Carson City is Nevada’s capital, but it’s also an independent city with about 60,000 residents.
Every two years, the city is taken over by legislators and lobbyists, but for the people who call Carson City their permanent home, they face similar challenges of any municipality in Nevada.
Bob Crowell is the mayor of Carson City. He recently returned from a trip to Washington, D.C. to meet with President Donald Trump and the administration.
Crowell said his biggest concern was talking to people in Washington about grant money the city needs to pay for a large street improvement project.
The project will improve the streets around the center of town. Crowell said the project is aimed at presenting a beautiful city to the people who get off the freeway.
“I wanted to go back there to make sure the folks in DC knew that we were out here and how important that grant was to us, hopefully, I’d like to say I accomplished that purpose,” he said.

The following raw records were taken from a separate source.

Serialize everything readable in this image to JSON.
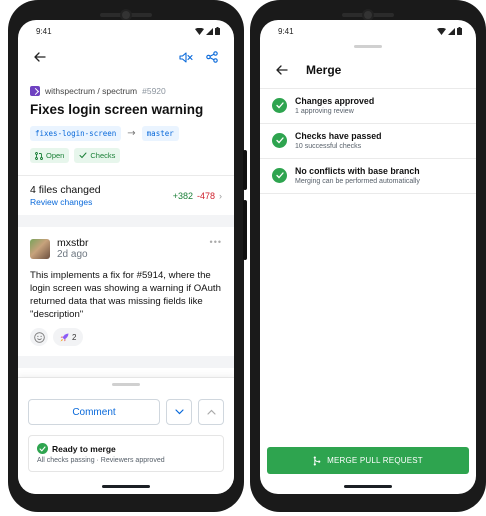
{
  "left": {
    "status": {
      "time": "9:41"
    },
    "repo": {
      "owner_name": "withspectrum / spectrum",
      "number": "#5920"
    },
    "pr": {
      "title": "Fixes login screen warning",
      "head_branch": "fixes-login-screen",
      "base_branch": "master"
    },
    "badges": {
      "state": "Open",
      "checks": "Checks"
    },
    "files": {
      "title": "4 files changed",
      "link": "Review changes",
      "additions": "+382",
      "deletions": "-478"
    },
    "comment": {
      "author": "mxstbr",
      "time": "2d ago",
      "body": "This implements a fix for #5914, where the login screen was showing a warning if OAuth returned data that was missing fields like \"description\"",
      "reaction_count": "2"
    },
    "sheet": {
      "comment_label": "Comment",
      "merge_title": "Ready to merge",
      "merge_sub": "All checks passing · Reviewers approved"
    }
  },
  "right": {
    "status": {
      "time": "9:41"
    },
    "title": "Merge",
    "requirements": [
      {
        "title": "Changes approved",
        "sub": "1 approving review"
      },
      {
        "title": "Checks have passed",
        "sub": "10 successful checks"
      },
      {
        "title": "No conflicts with base branch",
        "sub": "Merging can be performed automatically"
      }
    ],
    "merge_button": "MERGE PULL REQUEST"
  },
  "icons": {
    "back": "arrow-left-icon",
    "mute": "mute-icon",
    "share": "share-icon",
    "check": "check-icon",
    "merge": "merge-icon"
  },
  "colors": {
    "accent": "#0969da",
    "success": "#2ea44f",
    "danger": "#cf222e",
    "repo_logo": "#6f42c1"
  }
}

Carson City also recently received a grant to help pay for homeless services in the city. The homeless population hasn’t grown in recent years but they want to provide a proper home for people who need it.
“We’re using those monies to make sure we try and find places for people to stay that is healthy and is not a place where they’re going to be discarded,” Crowell said.
Like many places in Nevada, Carson City has allowed recreational and medical marijuana dispensaries to open. But Carson City put a moratorium on the sale of marijuana for several months.
Crowell said they wanted to make sure they understood the ramification the sale of pot had on other communities and to launch an education project.
Reno has been suffering through a housing crunch, especially for lower and mid-priced homes. Crowell said for the first time in his memory people are moving from Reno to Carson City.
However, he doesn’t expect the same kind of rapid growth that Reno and Las Vegas has seen. He said an ordinance passed in the 70s keeps a tight control on growth in the city.
Another problem seen in Las Vegas and Reno that Crowell says Carson City doesn’t have is a school budget shortfall.
Crowell said public schools in his city are well funded and the graduation rate is at 92 percent. Making sure schools in the city continue to do well is one of his life goals.
“I would like to make sure that as I leave this office and as I left the school board that we have a community that is sustainable over the long term and is one that is comfortable for folks with younger families who want to participate in a great quality of life and also participate in what I think is a great public education,” he said.
Crowell leaves office in 2020.